In the beginning, there was a question.

"Will you do my eulogy?"

I don't understand, I said.

"My eulogy?" the old man asked again. "When I'm gone." His eyes blinked from behind his glasses. His neatly trimmed beard was gray, and he stood slightly stooped.Are you dying? I asked.

"Not yet," he said, grinning.

Then why-

"Because I think you would be a good choice. And I think, when the time comes, you will know what to say."

Picture the most pious man you know. Your priest. Your pastor. Your rabbi. Your imam. Now picture him tapping you on the shoulder and asking you to say good-bye to the world on his behalf.

Picture the man who sends people off to heaven, asking you for his send-off to heaven.

"So?" he said. "Would you be comfortable with that?"

In the beginning, there was another question.

"Will you save me, Jesus?"

This man was holding a shotgun. He hid behind trash cans in front of a Brooklyn row house. It was late at night. His wife and baby daughter were crying. He watched for cars coming down his block, certain the next set of headlights would be his killers.

"Will you save me, Jesus?" he asked, trembling. "If I promise to give myself to you, will you save me tonight?"
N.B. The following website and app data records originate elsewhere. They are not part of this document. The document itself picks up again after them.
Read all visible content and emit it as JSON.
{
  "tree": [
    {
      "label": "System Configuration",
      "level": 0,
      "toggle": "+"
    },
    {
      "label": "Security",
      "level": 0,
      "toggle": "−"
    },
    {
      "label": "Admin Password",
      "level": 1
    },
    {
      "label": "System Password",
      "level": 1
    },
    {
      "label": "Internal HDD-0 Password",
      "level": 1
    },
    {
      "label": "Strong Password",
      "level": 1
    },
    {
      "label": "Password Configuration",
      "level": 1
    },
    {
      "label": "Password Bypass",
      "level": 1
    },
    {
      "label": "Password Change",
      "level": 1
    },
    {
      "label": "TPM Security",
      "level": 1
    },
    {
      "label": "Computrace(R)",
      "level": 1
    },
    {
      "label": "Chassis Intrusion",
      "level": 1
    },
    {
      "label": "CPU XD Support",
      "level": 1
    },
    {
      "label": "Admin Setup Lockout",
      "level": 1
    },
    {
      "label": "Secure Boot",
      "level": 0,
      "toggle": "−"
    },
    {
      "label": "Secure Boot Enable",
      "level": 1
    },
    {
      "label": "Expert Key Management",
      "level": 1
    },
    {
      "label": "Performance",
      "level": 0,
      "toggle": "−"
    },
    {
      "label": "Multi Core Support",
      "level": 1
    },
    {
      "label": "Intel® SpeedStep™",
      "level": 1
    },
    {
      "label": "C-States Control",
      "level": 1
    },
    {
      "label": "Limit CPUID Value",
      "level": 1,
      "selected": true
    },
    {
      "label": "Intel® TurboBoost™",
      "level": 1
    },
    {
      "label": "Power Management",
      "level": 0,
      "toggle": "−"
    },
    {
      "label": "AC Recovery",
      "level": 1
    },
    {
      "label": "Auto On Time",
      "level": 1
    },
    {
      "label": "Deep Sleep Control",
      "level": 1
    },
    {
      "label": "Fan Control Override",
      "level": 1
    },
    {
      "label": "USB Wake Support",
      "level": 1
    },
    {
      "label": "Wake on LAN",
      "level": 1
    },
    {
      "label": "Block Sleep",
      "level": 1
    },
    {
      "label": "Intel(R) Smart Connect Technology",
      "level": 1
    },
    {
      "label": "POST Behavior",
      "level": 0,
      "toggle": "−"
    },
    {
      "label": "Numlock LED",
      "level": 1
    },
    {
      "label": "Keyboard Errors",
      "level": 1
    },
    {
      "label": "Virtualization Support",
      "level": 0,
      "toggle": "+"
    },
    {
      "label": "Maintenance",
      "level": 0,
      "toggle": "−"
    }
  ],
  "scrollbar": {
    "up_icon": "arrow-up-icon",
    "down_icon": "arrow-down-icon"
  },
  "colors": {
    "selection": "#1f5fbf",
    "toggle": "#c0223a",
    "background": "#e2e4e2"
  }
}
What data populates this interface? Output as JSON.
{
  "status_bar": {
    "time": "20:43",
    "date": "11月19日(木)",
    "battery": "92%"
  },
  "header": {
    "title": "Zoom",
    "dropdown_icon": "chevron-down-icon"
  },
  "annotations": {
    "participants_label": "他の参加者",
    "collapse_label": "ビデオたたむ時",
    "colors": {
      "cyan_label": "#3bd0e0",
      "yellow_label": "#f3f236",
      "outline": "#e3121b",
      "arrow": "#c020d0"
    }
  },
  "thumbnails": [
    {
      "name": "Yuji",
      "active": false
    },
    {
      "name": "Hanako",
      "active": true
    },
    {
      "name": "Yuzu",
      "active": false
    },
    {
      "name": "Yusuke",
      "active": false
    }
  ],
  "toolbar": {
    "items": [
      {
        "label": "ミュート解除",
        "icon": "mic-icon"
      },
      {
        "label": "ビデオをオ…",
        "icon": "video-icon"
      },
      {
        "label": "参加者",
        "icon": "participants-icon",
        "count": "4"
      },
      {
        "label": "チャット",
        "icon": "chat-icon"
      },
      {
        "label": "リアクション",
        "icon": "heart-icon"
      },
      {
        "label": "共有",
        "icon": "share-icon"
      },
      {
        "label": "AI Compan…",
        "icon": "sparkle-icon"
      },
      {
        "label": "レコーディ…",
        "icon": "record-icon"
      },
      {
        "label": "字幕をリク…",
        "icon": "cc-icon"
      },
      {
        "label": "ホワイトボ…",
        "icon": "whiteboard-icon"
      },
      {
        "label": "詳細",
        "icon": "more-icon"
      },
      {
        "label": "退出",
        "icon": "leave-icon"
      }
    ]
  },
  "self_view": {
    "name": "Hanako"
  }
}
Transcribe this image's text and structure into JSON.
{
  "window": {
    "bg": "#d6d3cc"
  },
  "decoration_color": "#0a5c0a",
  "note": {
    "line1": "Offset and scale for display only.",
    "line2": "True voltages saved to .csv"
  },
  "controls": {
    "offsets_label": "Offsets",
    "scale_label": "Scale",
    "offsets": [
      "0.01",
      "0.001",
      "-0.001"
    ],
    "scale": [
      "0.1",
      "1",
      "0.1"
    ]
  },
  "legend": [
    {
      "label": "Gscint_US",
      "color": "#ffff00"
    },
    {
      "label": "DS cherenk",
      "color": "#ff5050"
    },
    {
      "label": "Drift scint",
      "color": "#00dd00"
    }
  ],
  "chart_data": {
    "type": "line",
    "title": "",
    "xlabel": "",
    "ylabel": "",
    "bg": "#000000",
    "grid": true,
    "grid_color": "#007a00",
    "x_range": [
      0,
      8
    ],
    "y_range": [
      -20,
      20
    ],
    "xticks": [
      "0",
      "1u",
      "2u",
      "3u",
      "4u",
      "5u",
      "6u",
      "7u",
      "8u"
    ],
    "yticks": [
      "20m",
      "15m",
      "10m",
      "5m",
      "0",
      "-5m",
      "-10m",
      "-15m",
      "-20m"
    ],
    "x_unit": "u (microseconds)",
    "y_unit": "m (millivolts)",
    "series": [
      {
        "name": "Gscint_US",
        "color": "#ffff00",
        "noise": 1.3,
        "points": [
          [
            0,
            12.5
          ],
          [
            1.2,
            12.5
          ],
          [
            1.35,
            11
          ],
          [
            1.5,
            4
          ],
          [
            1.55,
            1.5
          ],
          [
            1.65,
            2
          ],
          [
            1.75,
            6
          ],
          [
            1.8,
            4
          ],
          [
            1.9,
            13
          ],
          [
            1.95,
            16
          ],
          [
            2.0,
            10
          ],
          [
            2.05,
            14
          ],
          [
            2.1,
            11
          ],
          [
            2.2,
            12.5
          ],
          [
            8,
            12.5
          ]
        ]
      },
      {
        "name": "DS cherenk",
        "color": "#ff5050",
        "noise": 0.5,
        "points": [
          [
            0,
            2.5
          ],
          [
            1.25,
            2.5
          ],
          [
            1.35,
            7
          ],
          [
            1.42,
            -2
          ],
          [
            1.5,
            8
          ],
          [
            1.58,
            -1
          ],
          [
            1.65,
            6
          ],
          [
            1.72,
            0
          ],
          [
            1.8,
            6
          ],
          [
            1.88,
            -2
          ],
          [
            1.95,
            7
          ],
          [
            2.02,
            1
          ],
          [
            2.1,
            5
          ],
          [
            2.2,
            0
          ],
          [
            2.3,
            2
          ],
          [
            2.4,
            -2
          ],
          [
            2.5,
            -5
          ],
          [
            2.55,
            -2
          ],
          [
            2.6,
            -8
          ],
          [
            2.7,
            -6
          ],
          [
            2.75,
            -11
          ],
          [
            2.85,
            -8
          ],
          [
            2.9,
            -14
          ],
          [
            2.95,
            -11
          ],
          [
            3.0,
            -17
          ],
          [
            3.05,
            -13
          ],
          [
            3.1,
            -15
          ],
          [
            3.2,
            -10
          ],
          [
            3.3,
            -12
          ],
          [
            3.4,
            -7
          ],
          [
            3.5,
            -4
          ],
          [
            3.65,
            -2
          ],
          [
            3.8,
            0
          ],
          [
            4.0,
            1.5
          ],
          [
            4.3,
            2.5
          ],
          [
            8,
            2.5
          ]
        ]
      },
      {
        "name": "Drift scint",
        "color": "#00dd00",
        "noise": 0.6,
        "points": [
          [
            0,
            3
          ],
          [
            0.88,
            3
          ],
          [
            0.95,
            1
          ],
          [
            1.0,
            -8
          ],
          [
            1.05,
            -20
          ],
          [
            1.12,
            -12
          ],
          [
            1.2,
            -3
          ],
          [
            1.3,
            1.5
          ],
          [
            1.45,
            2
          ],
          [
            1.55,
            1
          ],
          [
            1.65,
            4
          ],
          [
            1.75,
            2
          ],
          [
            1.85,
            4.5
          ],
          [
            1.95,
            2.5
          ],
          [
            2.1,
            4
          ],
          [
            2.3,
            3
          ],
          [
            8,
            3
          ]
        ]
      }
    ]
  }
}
Picture the most pious man you know. Your priest. Your pastor. Your rabbi. Your imam. Now picture him in dirty clothes, a shotgun in his hand, begging for salvation from behind a set of trash cans.

Picture the man who sends people off to heaven, begging not to be sent to hell.

"Please, Lord," he whispered. "If I promise???"

This is a story about believing in something and the two very different men who taught me how. It took a long time to write. It took me to churches and synagogues, to the suburbs and the city, to the "us" versus "them" that divides faith around the world.

And finally, it took me home, to a sanctuary filled with people, to a casket made of pine, to a pulpit that was empty.

In the beginning, there was a question.

It became a last request.

"Will you do my eulogy?"

And, as is often the case with faith, I thought I was being asked a favor, when in fact I was being given one.

A few weeks earlier, Albert Lewis, then eighty-two years old, had made that strange request of me, in a hallway after a speech I had given.

"Will you do my eulogy?"

It stopped me in my tracks. I had never been asked this before. Not by anyone—let alone a religious leader. There were people mingling all around, but he kept smiling as if it were the most normal question in the world, until I blurted out something about needing time to think about it.

After a few days, I called him up.

Okay, I said, I would honor his request. I would speak at his funeral—but only if he let me get to know him as a man, so I could speak of him as such. I figured this would require a few in-person meetings.

"Agreed," he said.

I turned down his street.